─── Recorded data
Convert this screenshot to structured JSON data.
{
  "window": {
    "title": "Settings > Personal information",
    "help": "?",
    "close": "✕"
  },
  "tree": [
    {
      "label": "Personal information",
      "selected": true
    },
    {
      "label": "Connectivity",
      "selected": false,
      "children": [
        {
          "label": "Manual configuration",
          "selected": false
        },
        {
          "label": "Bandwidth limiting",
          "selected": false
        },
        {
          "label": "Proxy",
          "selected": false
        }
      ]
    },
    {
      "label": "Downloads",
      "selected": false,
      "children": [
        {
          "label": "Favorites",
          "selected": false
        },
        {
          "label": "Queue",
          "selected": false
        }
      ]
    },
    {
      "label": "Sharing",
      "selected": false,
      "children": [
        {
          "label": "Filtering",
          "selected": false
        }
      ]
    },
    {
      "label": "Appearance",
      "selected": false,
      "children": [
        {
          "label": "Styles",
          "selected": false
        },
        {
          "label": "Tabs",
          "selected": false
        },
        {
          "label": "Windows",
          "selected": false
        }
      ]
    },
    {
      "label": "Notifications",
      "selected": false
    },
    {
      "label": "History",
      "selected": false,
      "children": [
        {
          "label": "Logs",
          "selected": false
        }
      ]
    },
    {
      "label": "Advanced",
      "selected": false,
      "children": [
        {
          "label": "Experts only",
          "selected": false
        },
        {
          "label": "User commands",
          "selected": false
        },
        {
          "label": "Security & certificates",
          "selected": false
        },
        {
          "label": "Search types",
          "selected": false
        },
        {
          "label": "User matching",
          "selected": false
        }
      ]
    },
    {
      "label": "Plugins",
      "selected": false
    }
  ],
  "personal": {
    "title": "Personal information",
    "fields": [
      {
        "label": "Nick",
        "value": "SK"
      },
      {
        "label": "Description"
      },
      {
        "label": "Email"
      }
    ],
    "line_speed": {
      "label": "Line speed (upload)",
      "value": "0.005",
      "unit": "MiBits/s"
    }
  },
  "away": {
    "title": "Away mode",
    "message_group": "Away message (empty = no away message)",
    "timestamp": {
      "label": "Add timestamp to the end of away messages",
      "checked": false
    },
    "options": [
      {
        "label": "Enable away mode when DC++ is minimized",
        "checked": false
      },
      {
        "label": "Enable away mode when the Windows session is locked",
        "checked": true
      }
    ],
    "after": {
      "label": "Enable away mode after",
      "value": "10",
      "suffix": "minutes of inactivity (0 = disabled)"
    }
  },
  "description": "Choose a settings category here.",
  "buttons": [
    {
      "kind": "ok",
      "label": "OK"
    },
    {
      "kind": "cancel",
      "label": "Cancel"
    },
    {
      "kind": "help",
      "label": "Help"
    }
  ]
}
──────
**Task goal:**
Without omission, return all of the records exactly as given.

**Result of this task:**
Convert this screenshot to structured JSON data.
{
  "window": {
    "title": "Settings > Personal information",
    "help": "?",
    "close": "✕"
  },
  "tree": [
    {
      "label": "Personal information",
      "selected": true
    },
    {
      "label": "Connectivity",
      "selected": false,
      "children": [
        {
          "label": "Manual configuration",
          "selected": false
        },
        {
          "label": "Bandwidth limiting",
          "selected": false
        },
        {
          "label": "Proxy",
          "selected": false
        }
      ]
    },
    {
      "label": "Downloads",
      "selected": false,
      "children": [
        {
          "label": "Favorites",
          "selected": false
        },
        {
          "label": "Queue",
          "selected": false
        }
      ]
    },
    {
      "label": "Sharing",
      "selected": false,
      "children": [
        {
          "label": "Filtering",
          "selected": false
        }
      ]
    },
    {
      "label": "Appearance",
      "selected": false,
      "children": [
        {
          "label": "Styles",
          "selected": false
        },
        {
          "label": "Tabs",
          "selected": false
        },
        {
          "label": "Windows",
          "selected": false
        }
      ]
    },
    {
      "label": "Notifications",
      "selected": false
    },
    {
      "label": "History",
      "selected": false,
      "children": [
        {
          "label": "Logs",
          "selected": false
        }
      ]
    },
    {
      "label": "Advanced",
      "selected": false,
      "children": [
        {
          "label": "Experts only",
          "selected": false
        },
        {
          "label": "User commands",
          "selected": false
        },
        {
          "label": "Security & certificates",
          "selected": false
        },
        {
          "label": "Search types",
          "selected": false
        },
        {
          "label": "User matching",
          "selected": false
        }
      ]
    },
    {
      "label": "Plugins",
      "selected": false
    }
  ],
  "personal": {
    "title": "Personal information",
    "fields": [
      {
        "label": "Nick",
        "value": "SK"
      },
      {
        "label": "Description"
      },
      {
        "label": "Email"
      }
    ],
    "line_speed": {
      "label": "Line speed (upload)",
      "value": "0.005",
      "unit": "MiBits/s"
    }
  },
  "away": {
    "title": "Away mode",
    "message_group": "Away message (empty = no away message)",
    "timestamp": {
      "label": "Add timestamp to the end of away messages",
      "checked": false
    },
    "options": [
      {
        "label": "Enable away mode when DC++ is minimized",
        "checked": false
      },
      {
        "label": "Enable away mode when the Windows session is locked",
        "checked": true
      }
    ],
    "after": {
      "label": "Enable away mode after",
      "value": "10",
      "suffix": "minutes of inactivity (0 = disabled)"
    }
  },
  "description": "Choose a settings category here.",
  "buttons": [
    {
      "kind": "ok",
      "label": "OK"
    },
    {
      "kind": "cancel",
      "label": "Cancel"
    },
    {
      "kind": "help",
      "label": "Help"
    }
  ]
}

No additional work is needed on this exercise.